“The sale of Tesla cars in one month was equal to the annual sales figure of some petrol car brands,” the source said. “They all complained that the rapid growth of Tesla these few years had made their lives really difficult.”
It is understood that Chan, who chairs a steering committee on the promotion of electric vehicles (EVs), did not consult EV makers before his budget announcement, in which he also said the full registration tax waiver for other kinds of EVs – such as goods vehicles, buses and motorcycles – would remain.
A government spokesman said that in deciding on tax concessions for EVs last year, the government had considered the narrowing price difference between electric cars and fuel engine models, and “its public transport-oriented policy”.

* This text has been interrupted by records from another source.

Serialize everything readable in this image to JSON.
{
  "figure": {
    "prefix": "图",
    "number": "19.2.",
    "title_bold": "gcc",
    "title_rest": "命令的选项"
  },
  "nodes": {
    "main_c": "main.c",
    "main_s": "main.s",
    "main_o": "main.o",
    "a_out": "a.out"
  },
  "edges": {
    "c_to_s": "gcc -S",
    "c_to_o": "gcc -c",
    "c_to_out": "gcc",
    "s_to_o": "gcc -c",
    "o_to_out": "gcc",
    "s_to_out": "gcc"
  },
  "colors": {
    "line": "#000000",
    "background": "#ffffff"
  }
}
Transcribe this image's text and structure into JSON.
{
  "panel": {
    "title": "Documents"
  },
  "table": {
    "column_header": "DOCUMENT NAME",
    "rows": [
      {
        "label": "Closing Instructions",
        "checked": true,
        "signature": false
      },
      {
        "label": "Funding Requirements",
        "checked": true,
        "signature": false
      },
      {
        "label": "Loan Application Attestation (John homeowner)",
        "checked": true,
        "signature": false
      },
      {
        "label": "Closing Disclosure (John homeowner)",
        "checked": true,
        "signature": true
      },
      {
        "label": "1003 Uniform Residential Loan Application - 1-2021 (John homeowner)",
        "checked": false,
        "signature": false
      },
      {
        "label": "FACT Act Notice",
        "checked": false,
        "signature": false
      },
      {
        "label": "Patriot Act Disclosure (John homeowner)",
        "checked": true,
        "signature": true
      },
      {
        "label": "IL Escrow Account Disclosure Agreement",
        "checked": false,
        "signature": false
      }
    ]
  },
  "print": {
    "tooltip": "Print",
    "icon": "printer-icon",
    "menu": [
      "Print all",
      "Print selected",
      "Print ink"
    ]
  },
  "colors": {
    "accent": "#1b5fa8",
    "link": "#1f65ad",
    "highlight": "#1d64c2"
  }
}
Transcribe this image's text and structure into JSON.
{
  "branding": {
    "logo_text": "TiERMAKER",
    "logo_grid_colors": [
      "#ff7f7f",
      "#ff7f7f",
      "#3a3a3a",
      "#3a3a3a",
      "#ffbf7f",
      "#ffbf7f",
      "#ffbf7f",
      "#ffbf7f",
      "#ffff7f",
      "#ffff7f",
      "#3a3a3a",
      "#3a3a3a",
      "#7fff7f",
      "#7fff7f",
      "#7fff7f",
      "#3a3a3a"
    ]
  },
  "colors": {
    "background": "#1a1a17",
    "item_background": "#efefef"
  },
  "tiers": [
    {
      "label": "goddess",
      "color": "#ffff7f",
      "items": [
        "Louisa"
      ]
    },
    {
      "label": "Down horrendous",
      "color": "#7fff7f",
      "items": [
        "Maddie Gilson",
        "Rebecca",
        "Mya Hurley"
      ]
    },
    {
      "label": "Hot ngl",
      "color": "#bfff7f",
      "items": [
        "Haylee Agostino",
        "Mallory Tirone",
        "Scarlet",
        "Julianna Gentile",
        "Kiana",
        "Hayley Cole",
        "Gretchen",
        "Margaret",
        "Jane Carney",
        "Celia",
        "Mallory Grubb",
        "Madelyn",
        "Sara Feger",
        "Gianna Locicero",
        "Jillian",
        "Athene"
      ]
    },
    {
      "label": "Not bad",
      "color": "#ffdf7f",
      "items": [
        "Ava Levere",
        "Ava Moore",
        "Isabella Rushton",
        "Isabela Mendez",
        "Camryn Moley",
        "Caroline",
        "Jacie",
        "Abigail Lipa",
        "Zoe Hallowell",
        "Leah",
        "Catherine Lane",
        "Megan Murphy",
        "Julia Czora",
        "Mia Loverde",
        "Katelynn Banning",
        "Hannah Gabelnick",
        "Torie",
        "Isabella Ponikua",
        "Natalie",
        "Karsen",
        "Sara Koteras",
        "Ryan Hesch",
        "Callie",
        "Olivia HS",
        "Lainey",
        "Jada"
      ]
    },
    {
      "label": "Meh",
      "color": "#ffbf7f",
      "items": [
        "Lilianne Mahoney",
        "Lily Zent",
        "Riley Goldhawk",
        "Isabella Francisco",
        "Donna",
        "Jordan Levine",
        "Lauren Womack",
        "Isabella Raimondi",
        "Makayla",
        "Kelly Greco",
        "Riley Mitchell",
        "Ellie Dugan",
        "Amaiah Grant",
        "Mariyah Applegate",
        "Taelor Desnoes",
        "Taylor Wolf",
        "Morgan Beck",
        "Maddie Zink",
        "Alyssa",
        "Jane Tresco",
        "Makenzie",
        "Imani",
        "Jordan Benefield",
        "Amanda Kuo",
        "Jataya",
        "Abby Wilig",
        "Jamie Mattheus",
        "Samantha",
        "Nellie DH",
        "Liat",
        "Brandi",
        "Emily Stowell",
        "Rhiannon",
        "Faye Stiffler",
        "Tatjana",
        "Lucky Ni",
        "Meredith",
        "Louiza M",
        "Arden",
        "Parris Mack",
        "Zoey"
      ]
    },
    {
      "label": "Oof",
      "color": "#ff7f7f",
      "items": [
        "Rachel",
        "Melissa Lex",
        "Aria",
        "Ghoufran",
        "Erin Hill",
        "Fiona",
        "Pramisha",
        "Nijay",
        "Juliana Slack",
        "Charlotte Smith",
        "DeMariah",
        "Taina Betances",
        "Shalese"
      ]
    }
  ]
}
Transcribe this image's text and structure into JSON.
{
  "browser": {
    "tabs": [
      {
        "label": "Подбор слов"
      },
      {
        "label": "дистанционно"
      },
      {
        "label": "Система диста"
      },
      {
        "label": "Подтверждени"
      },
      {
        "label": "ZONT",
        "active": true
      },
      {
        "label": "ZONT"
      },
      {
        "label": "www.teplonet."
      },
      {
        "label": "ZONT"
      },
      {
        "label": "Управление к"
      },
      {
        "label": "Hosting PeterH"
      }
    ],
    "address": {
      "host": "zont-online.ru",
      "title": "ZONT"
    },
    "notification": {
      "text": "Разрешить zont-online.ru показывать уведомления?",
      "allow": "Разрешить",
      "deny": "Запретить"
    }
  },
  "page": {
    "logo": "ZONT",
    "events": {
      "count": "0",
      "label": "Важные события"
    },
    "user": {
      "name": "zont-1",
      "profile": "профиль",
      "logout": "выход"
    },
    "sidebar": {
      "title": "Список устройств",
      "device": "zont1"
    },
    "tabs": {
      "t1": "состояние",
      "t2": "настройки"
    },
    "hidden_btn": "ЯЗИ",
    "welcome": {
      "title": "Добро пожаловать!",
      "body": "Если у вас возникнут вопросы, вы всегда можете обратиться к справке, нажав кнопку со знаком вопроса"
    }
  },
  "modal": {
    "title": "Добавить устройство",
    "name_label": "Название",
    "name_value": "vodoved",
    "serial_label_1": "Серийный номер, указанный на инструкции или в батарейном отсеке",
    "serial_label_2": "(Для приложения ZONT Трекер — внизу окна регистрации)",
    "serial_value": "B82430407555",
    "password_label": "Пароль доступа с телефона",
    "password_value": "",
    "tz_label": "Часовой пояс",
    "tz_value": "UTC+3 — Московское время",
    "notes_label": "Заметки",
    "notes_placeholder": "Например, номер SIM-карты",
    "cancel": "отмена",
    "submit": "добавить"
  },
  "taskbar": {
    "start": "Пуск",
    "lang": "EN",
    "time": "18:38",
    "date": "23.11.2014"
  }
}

Electric car owners, as well as getting a tax break, “also enjoy lower annual car licence fees and fuel costs”, the spokesman said.
Electric cars cost between HK$270,000 and HK$1.1 million before tax. A progressive tax is applied on motor vehicle registration, starting at 40 per cent of the first HK$150,000 of the vehicle’s taxable value.
The spokesman added that the government was reviewing the tax concessions for EVs ahead of the budget statement, which is expected to come at the end of the month. It would factor in technological developments, the state of the market and other feedback.
Tara Joseph, president of the American Chamber of Commerce in Hong Kong, said the chamber was “puzzled” by the policy change.
“Chief Executive Carrie Lam has said she wants to attract leading global tech firms to Hong Kong, but green technology companies, like all companies, require policy transparency and assurance,” she said.
Wesley Wan Wai-hei, an EV committee member, said Chan was told that his tax initiative had contradicted efforts to promote the use of EVs, which were less polluting, and that he needed to rectify the situation.
“The steering committee advised him to offer a 50 per cent tax discount to those who want to buy electric cars to replace their fuel cars if they prove they have deregistered their old cars,” he said. “Of course, it’s up to Paul Chan to decide whether to take the committee’s advice.”